Rank

Division

U.S. Army Staff Sergeant (highest rank: Master Sergeant) Company A, 2d Battalion, 2d Infantry, 1st Infantry Division

Conflict

Year of honor

born

Vietnam War 1969 Jackson, Jackson County, Michigan

Citation

For conspicuous gallantry and intrepidity in action at the risk of his life above and beyond the call of duty. S/Sgt. Bondsteel distinguished himself while serving as a platoon sergeant with Company A, near the village of Lang Sau. Company A was directed to assist a friendly unit which was endangered by intense fire from a North Vietnamese battalion located in a heavily fortified base camp. S/Sgt. Bondsteel quickly organized the men of his platoon into effective combat teams and spearheaded the attack by destroying four enemy- occupied bunkers. He then raced some 200 meters under heavy enemy fire to reach an adjoining platoon which had begun to falter. After rallying this unit and assisting their wounded, S/Sgt. Bondsteel returned to his own sector with critically needed munitions. Without pausing he moved to the forefront and destroyed four enemy-occupied bunkers and a machine gun which had threatened his advancing platoon. Although painfully wounded by an enemy grenade, S/Sgt. Bondsteel refused medical attention and continued his assault by neutralizing two more enemy bunkers nearby.
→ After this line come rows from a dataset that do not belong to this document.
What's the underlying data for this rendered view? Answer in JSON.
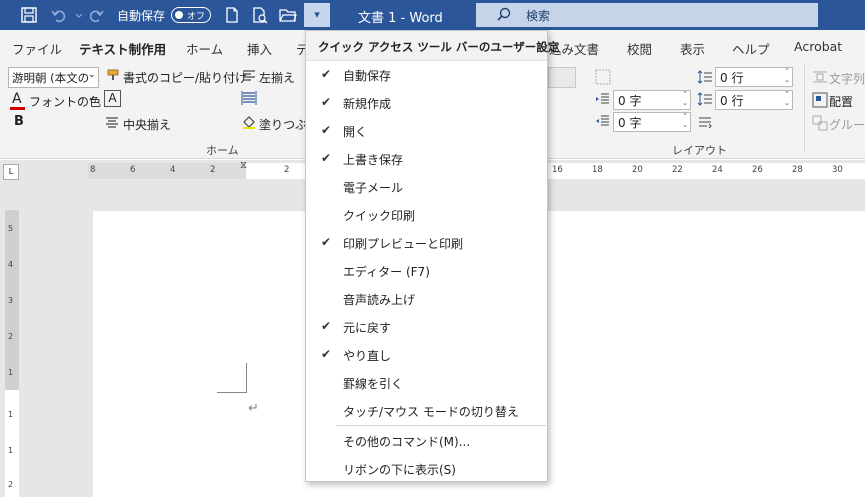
{
  "titlebar": {
    "autosave_label": "自動保存",
    "autosave_state": "オフ",
    "doc_title": "文書 1  -  Word",
    "search_label": "検索",
    "bg_color": "#2b579a"
  },
  "tabs": [
    "ファイル",
    "テキスト制作用",
    "ホーム",
    "挿入",
    "デ",
    "込み文書",
    "校閲",
    "表示",
    "ヘルプ",
    "Acrobat"
  ],
  "ribbon": {
    "font_name": "游明朝 (本文の",
    "format_painter": "書式のコピー/貼り付け",
    "align_left": "左揃え",
    "font_color": "フォントの色",
    "bold": "B",
    "center": "中央揃え",
    "fill": "塗りつぶし",
    "group_home": "ホーム",
    "indent_left": "0 字",
    "indent_right": "0 字",
    "indent_first": "0 字",
    "spacing_before": "0 行",
    "spacing_after": "0 行",
    "group_layout": "レイアウト",
    "wrap_text": "文字列",
    "position": "配置",
    "group_btn": "グルー"
  },
  "ruler": {
    "numbers": [
      "8",
      "6",
      "4",
      "2",
      "2",
      "16",
      "18",
      "20",
      "22",
      "24",
      "26",
      "28",
      "30"
    ]
  },
  "vruler": {
    "numbers": [
      "5",
      "4",
      "3",
      "2",
      "1",
      "1",
      "1",
      "2"
    ]
  },
  "menu": {
    "header": "クイック アクセス ツール バーのユーザー設定",
    "items": [
      {
        "label": "自動保存",
        "checked": true
      },
      {
        "label": "新規作成",
        "checked": true
      },
      {
        "label": "開く",
        "checked": true
      },
      {
        "label": "上書き保存",
        "checked": true
      },
      {
        "label": "電子メール",
        "checked": false
      },
      {
        "label": "クイック印刷",
        "checked": false
      },
      {
        "label": "印刷プレビューと印刷",
        "checked": true
      },
      {
        "label": "エディター (F7)",
        "checked": false
      },
      {
        "label": "音声読み上げ",
        "checked": false
      },
      {
        "label": "元に戻す",
        "checked": true
      },
      {
        "label": "やり直し",
        "checked": true
      },
      {
        "label": "罫線を引く",
        "checked": false
      },
      {
        "label": "タッチ/マウス モードの切り替え",
        "checked": false
      }
    ],
    "more_commands": "その他のコマンド(M)...",
    "show_below": "リボンの下に表示(S)",
    "check_glyph": "✔"
  }
}
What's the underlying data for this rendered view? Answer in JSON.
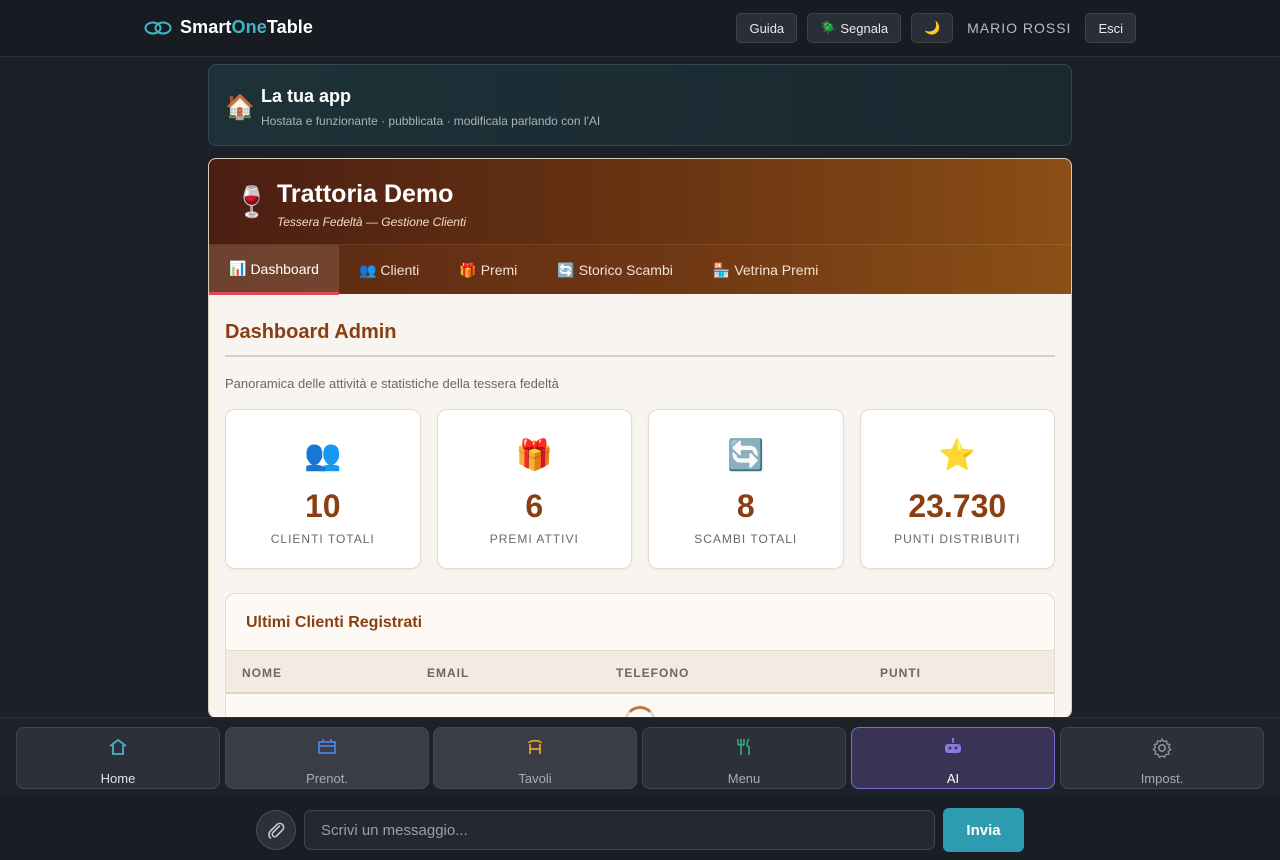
{
  "topbar": {
    "brand_prefix": "Smart",
    "brand_accent": "One",
    "brand_suffix": "Table",
    "guide_label": "Guida",
    "report_label": "Segnala",
    "report_icon": "🪲",
    "theme_icon": "🌙",
    "user_name": "MARIO ROSSI",
    "logout_label": "Esci"
  },
  "app_banner": {
    "icon": "🏠",
    "title": "La tua app",
    "subtitle": "Hostata e funzionante · pubblicata · modificala parlando con l'AI"
  },
  "card": {
    "icon": "🍷",
    "title": "Trattoria Demo",
    "subtitle": "Tessera Fedeltà — Gestione Clienti",
    "tabs": [
      {
        "icon": "📊",
        "label": "Dashboard"
      },
      {
        "icon": "👥",
        "label": "Clienti"
      },
      {
        "icon": "🎁",
        "label": "Premi"
      },
      {
        "icon": "🔄",
        "label": "Storico Scambi"
      },
      {
        "icon": "🏪",
        "label": "Vetrina Premi"
      }
    ]
  },
  "dashboard": {
    "title": "Dashboard Admin",
    "subtitle": "Panoramica delle attività e statistiche della tessera fedeltà",
    "stats": [
      {
        "icon": "👥",
        "value": "10",
        "label": "CLIENTI TOTALI"
      },
      {
        "icon": "🎁",
        "value": "6",
        "label": "PREMI ATTIVI"
      },
      {
        "icon": "🔄",
        "value": "8",
        "label": "SCAMBI TOTALI"
      },
      {
        "icon": "⭐",
        "value": "23.730",
        "label": "PUNTI DISTRIBUITI"
      }
    ],
    "recent": {
      "title": "Ultimi Clienti Registrati",
      "columns": [
        "NOME",
        "EMAIL",
        "TELEFONO",
        "PUNTI"
      ]
    }
  },
  "bottom_nav": [
    {
      "label": "Home"
    },
    {
      "label": "Prenot."
    },
    {
      "label": "Tavoli"
    },
    {
      "label": "Menu"
    },
    {
      "label": "AI"
    },
    {
      "label": "Impost."
    }
  ],
  "chat": {
    "placeholder": "Scrivi un messaggio...",
    "send_label": "Invia"
  },
  "colors": {
    "accent": "#3fb6c6",
    "brand_brown": "#8a3f12",
    "tab_active_underline": "#e14a55",
    "send_button": "#2d9bb0",
    "ai_active": "#7b6bd1"
  }
}
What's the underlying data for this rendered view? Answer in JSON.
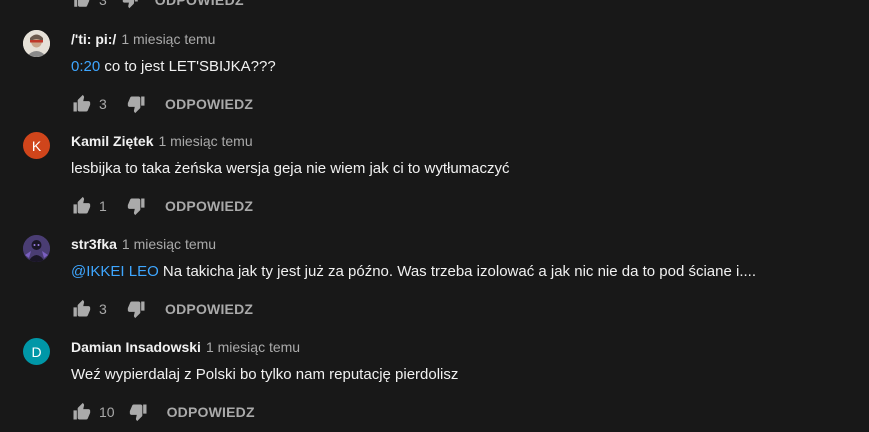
{
  "comments": [
    {
      "author": "/'ti: pi:/",
      "time": "1 miesiąc temu",
      "link": "0:20",
      "text": " co to jest LET'SBIJKA???",
      "likes": "3",
      "reply_label": "ODPOWIEDZ",
      "avatar_type": "photo"
    },
    {
      "author": "Kamil Ziętek",
      "time": "1 miesiąc temu",
      "link": "",
      "text": "lesbijka to taka żeńska wersja geja nie wiem jak ci to wytłumaczyć",
      "likes": "1",
      "reply_label": "ODPOWIEDZ",
      "avatar_letter": "K",
      "avatar_color": "#d0451b"
    },
    {
      "author": "str3fka",
      "time": "1 miesiąc temu",
      "link": "@IKKEI LEO",
      "text": " Na takicha jak ty jest już za późno. Was trzeba izolować a jak nic nie da to pod ściane i....",
      "likes": "3",
      "reply_label": "ODPOWIEDZ",
      "avatar_type": "photo"
    },
    {
      "author": "Damian Insadowski",
      "time": "1 miesiąc temu",
      "link": "",
      "text": "Weź wypierdalaj z Polski bo tylko nam reputację pierdolisz",
      "likes": "10",
      "reply_label": "ODPOWIEDZ",
      "avatar_letter": "D",
      "avatar_color": "#0097a7"
    }
  ],
  "top_partial": {
    "likes": "3",
    "reply_label": "ODPOWIEDZ"
  }
}
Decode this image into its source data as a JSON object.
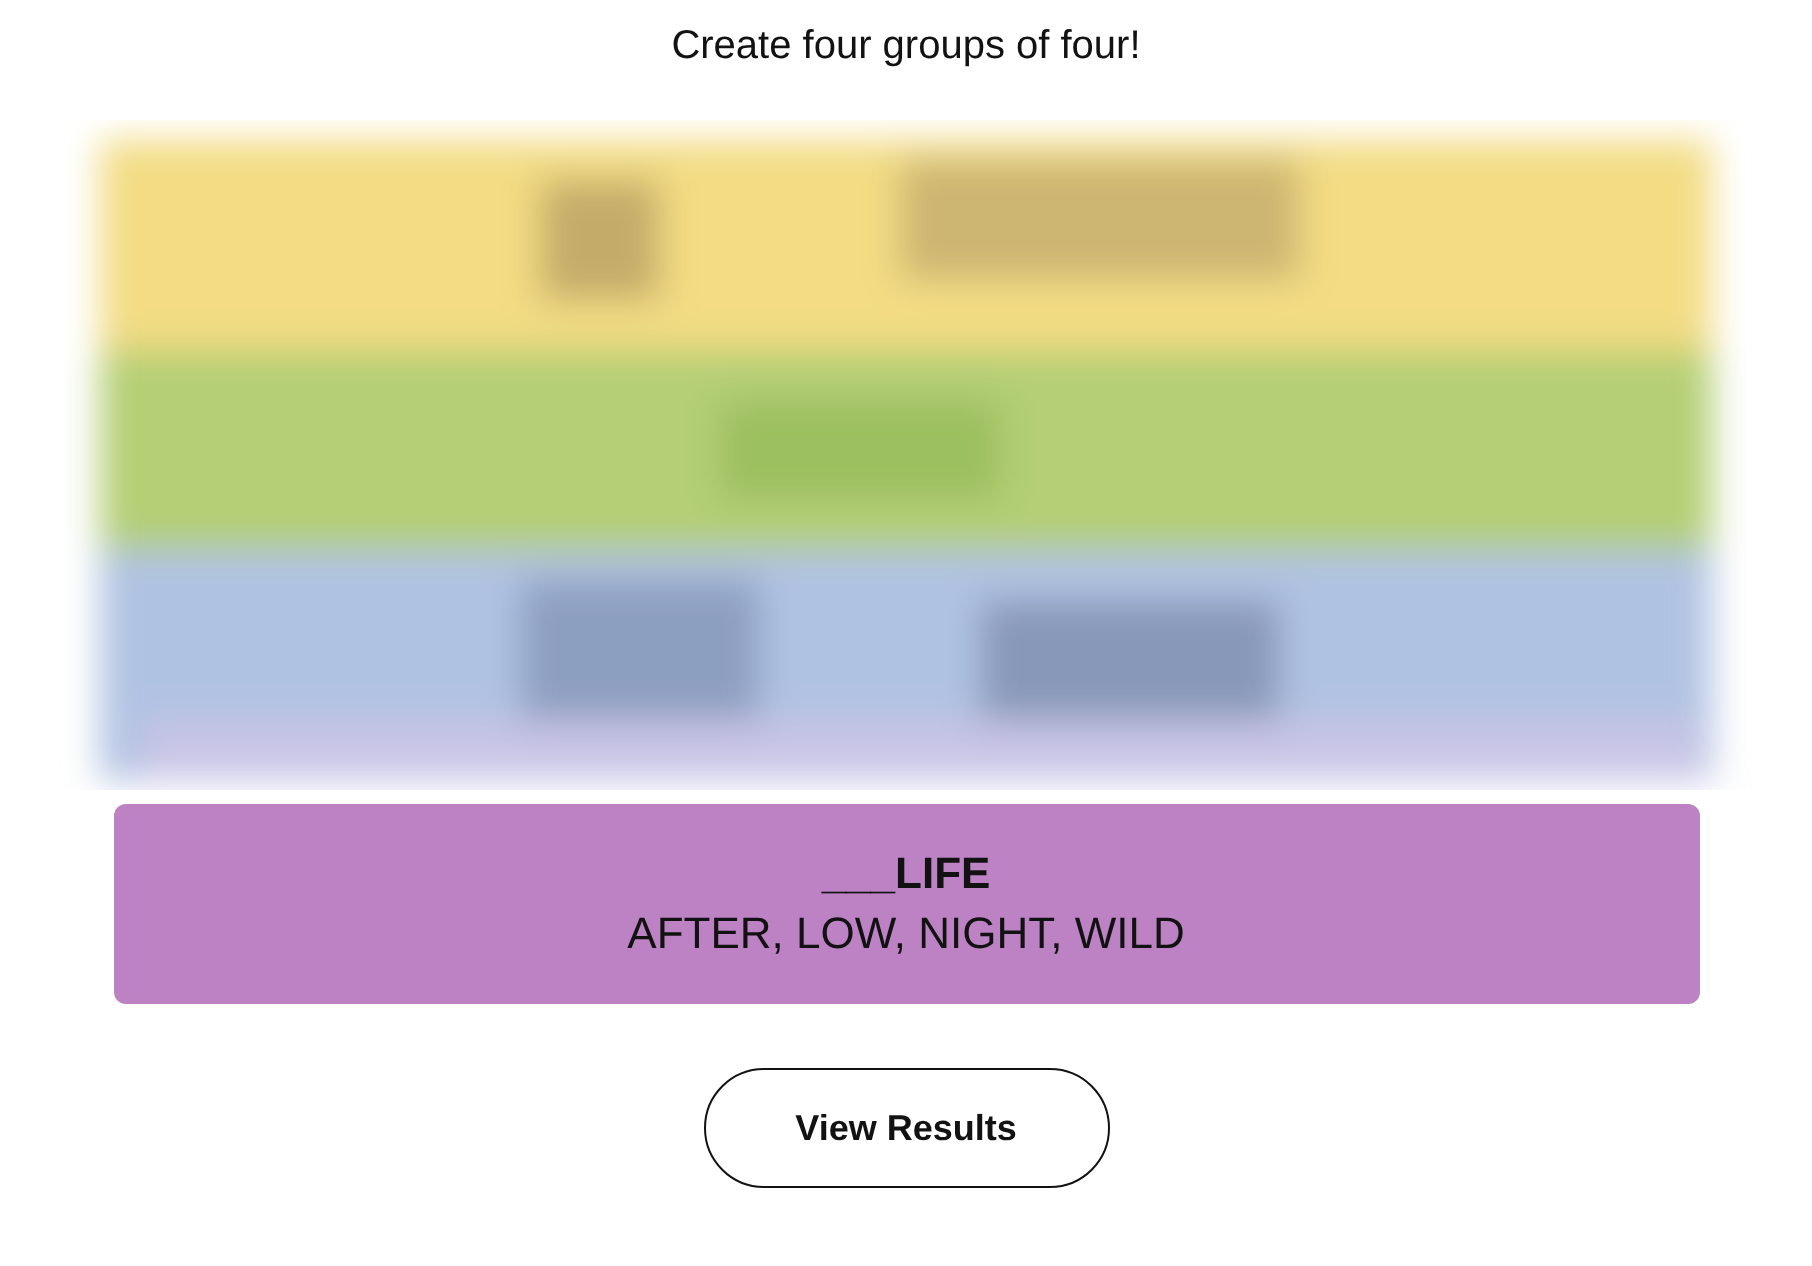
{
  "instruction": "Create four groups of four!",
  "solved_groups": [
    {
      "title": "___LIFE",
      "members": "AFTER, LOW, NIGHT, WILD",
      "color": "#bc82c4"
    }
  ],
  "buttons": [
    "View Results"
  ]
}
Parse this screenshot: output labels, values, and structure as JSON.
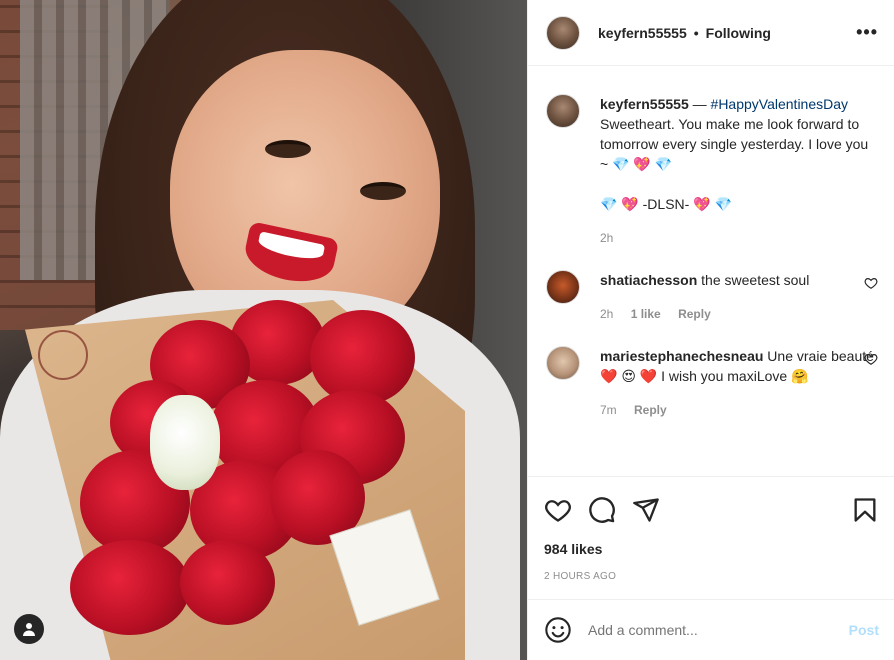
{
  "post": {
    "username": "keyfern55555",
    "follow_status": "Following",
    "more_label": "•••",
    "caption": {
      "username": "keyfern55555",
      "separator": " — ",
      "hashtag": "#HappyValentinesDay",
      "text": "Sweetheart. You make me look forward to tomorrow every single yesterday. I love you ~ 💎 💖 💎\n\n💎 💖 -DLSN- 💖 💎",
      "time": "2h"
    },
    "comments": [
      {
        "username": "shatiachesson",
        "text": "the sweetest soul",
        "time": "2h",
        "likes": "1 like",
        "reply": "Reply"
      },
      {
        "username": "mariestephanechesneau",
        "text": "Une vraie beauté ❤️ 😍 ❤️  I wish you maxiLove 🤗",
        "time": "7m",
        "reply": "Reply"
      }
    ],
    "likes_count": "984 likes",
    "posted_ago": "2 HOURS AGO",
    "add_comment_placeholder": "Add a comment...",
    "post_button": "Post"
  },
  "icons": [
    "user-icon",
    "more-icon",
    "heart-icon",
    "comment-icon",
    "share-icon",
    "bookmark-icon",
    "emoji-icon"
  ],
  "colors": {
    "link": "#00376b",
    "muted": "#8e8e8e",
    "post_disabled": "#b2dffc"
  }
}
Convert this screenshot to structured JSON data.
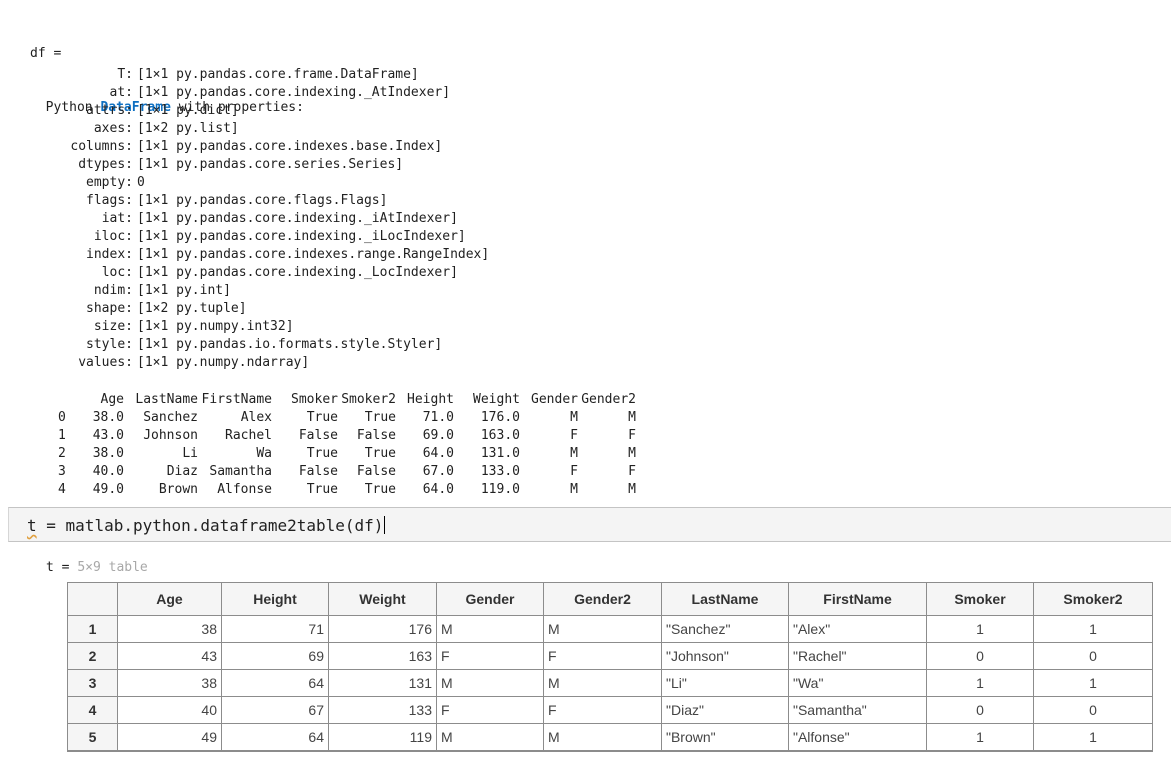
{
  "output": {
    "var_line": "df =",
    "desc_prefix": "  Python ",
    "desc_class": "DataFrame",
    "desc_suffix": " with properties:",
    "properties": [
      {
        "name": "T:",
        "value": "[1×1 py.pandas.core.frame.DataFrame]"
      },
      {
        "name": "at:",
        "value": "[1×1 py.pandas.core.indexing._AtIndexer]"
      },
      {
        "name": "attrs:",
        "value": "[1×1 py.dict]"
      },
      {
        "name": "axes:",
        "value": "[1×2 py.list]"
      },
      {
        "name": "columns:",
        "value": "[1×1 py.pandas.core.indexes.base.Index]"
      },
      {
        "name": "dtypes:",
        "value": "[1×1 py.pandas.core.series.Series]"
      },
      {
        "name": "empty:",
        "value": "0"
      },
      {
        "name": "flags:",
        "value": "[1×1 py.pandas.core.flags.Flags]"
      },
      {
        "name": "iat:",
        "value": "[1×1 py.pandas.core.indexing._iAtIndexer]"
      },
      {
        "name": "iloc:",
        "value": "[1×1 py.pandas.core.indexing._iLocIndexer]"
      },
      {
        "name": "index:",
        "value": "[1×1 py.pandas.core.indexes.range.RangeIndex]"
      },
      {
        "name": "loc:",
        "value": "[1×1 py.pandas.core.indexing._LocIndexer]"
      },
      {
        "name": "ndim:",
        "value": "[1×1 py.int]"
      },
      {
        "name": "shape:",
        "value": "[1×2 py.tuple]"
      },
      {
        "name": "size:",
        "value": "[1×1 py.numpy.int32]"
      },
      {
        "name": "style:",
        "value": "[1×1 py.pandas.io.formats.style.Styler]"
      },
      {
        "name": "values:",
        "value": "[1×1 py.numpy.ndarray]"
      }
    ],
    "pandas_table": {
      "headers": [
        "",
        "Age",
        "LastName",
        "FirstName",
        "Smoker",
        "Smoker2",
        "Height",
        "Weight",
        "Gender",
        "Gender2"
      ],
      "rows": [
        [
          "0",
          "38.0",
          "Sanchez",
          "Alex",
          "True",
          "True",
          "71.0",
          "176.0",
          "M",
          "M"
        ],
        [
          "1",
          "43.0",
          "Johnson",
          "Rachel",
          "False",
          "False",
          "69.0",
          "163.0",
          "F",
          "F"
        ],
        [
          "2",
          "38.0",
          "Li",
          "Wa",
          "True",
          "True",
          "64.0",
          "131.0",
          "M",
          "M"
        ],
        [
          "3",
          "40.0",
          "Diaz",
          "Samantha",
          "False",
          "False",
          "67.0",
          "133.0",
          "F",
          "F"
        ],
        [
          "4",
          "49.0",
          "Brown",
          "Alfonse",
          "True",
          "True",
          "64.0",
          "119.0",
          "M",
          "M"
        ]
      ]
    }
  },
  "command": {
    "var": "t",
    "rest": " = matlab.python.dataframe2table(df)"
  },
  "result": {
    "var_label": "t = ",
    "size_label": "5×9 table",
    "headers": [
      "",
      "Age",
      "Height",
      "Weight",
      "Gender",
      "Gender2",
      "LastName",
      "FirstName",
      "Smoker",
      "Smoker2"
    ],
    "rows": [
      [
        "1",
        "38",
        "71",
        "176",
        "M",
        "M",
        "\"Sanchez\"",
        "\"Alex\"",
        "1",
        "1"
      ],
      [
        "2",
        "43",
        "69",
        "163",
        "F",
        "F",
        "\"Johnson\"",
        "\"Rachel\"",
        "0",
        "0"
      ],
      [
        "3",
        "38",
        "64",
        "131",
        "M",
        "M",
        "\"Li\"",
        "\"Wa\"",
        "1",
        "1"
      ],
      [
        "4",
        "40",
        "67",
        "133",
        "F",
        "F",
        "\"Diaz\"",
        "\"Samantha\"",
        "0",
        "0"
      ],
      [
        "5",
        "49",
        "64",
        "119",
        "M",
        "M",
        "\"Brown\"",
        "\"Alfonse\"",
        "1",
        "1"
      ]
    ]
  }
}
While searching one of these emplacements, S/Sgt. Bondsteel narrowly escaped death when an enemy soldier detonated a grenade at close range. Shortly thereafter, he ran to the aid of a seriously wounded officer and struck down an enemy soldier who was threatening the officer's life. S/Sgt. Bondsteel then continued to rally his men and lead them through the entrenched enemy until his company was relieved. His exemplary leadership and great personal courage throughout the four-hour battle ensured the success of his own and nearby units, and resulted in the saving of numerous lives of his fellow soldiers. By individual acts of bravery he destroyed 10 enemy bunkers and accounted for a large toll of the enemy, including two key enemy commanders. His extraordinary heroism at the risk of his life was in the highest traditions of the military service and reflect great credit upon him, his unit, and the U.S. Army.